It is important to do thorough research on investors before you approach or accept any. I know it might seem like a luxurious problem to have, that you can be at a stage where you can simply just reject investors. But it is critical to understand that not every investor is the right fit. For starters, watch Shark Tank (U.S) or Dragons Den (U.K) and see just how different investors can be and behave.
Among the decisions you might have to make, is whether you want a hands-on investor or one that takes a back seat, each choice has both its advantages and disadvantages.
10. Do I have the right location?
Unless your business is online, deciding where to locate your business is very important. The importance of location in determining business success cannot be understated. Location plays a significant role in attracting and retaining your customers.
11. What are the legal challenges?

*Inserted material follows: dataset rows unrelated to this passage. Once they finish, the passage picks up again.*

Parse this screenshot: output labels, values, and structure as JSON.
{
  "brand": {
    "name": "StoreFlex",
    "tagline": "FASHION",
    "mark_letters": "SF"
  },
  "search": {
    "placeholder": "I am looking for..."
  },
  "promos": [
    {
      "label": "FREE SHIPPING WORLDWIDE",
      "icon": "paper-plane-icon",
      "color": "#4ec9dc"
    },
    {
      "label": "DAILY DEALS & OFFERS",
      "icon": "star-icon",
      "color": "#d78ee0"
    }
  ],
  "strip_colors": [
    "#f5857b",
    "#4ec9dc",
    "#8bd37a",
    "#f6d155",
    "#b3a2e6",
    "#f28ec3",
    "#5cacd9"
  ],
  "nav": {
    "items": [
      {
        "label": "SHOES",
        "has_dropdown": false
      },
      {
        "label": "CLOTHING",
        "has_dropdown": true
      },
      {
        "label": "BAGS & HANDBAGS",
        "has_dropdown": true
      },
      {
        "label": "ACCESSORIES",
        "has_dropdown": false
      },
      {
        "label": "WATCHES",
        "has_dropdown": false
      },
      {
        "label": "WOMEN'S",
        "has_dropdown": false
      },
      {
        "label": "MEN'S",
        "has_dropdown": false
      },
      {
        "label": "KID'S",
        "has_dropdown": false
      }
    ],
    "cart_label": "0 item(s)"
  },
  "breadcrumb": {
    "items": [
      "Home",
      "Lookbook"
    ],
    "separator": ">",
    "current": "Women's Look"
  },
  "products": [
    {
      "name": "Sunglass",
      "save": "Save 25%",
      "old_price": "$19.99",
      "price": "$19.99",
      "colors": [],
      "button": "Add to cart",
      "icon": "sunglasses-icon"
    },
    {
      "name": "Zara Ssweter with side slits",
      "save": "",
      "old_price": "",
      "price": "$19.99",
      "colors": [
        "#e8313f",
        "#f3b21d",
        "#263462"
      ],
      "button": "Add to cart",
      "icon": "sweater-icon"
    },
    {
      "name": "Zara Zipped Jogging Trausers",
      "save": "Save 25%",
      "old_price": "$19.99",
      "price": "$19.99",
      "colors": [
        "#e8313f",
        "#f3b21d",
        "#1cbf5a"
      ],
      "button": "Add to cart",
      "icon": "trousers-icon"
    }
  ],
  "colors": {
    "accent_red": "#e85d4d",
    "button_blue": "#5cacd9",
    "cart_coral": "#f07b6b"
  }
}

You do not want to fall victim to legal challenges, some industries are more complex than others, and it is your job as an entrepreneur to educate yourself on all the potential legal challenges your business could face in its given industry.
For example, the legal challenges of starting an eCommerce or blog, are different from starting your own driving school, or private health practice.
In the early days of most start-ups, small companies tend to sneak under the radar with a few things, however, as the business’s presence grows, small legal issues that were missed or neglected can quickly turn into legal complexities that can ultimately shut the business down. So, do thorough research, and if possible, get legal advice.
12. Am I using my network/advisors?
Stop trying to do everything yourself – a tendency many entrepreneurs have. You need all the help you can get, so don’t be afraid to reach out for help, it can save you time, sweat, tears, and money. You ideally want your investors involved from the start.
Don’t forget that the majority of these investors have a lot of experience under their belts, you might be sitting with an issue that your investor can solve for you, but perhaps out of insecurity or fear of being seen as incompetent you fail to ask. But do remember, the investors see your success as their success, so of course, they want you to succeed, more money for you equals more money for them – Win, Win – at least in most cases.
Which question do you think is the most challenging for an entrepreneur to answer, and would you add on any other questions?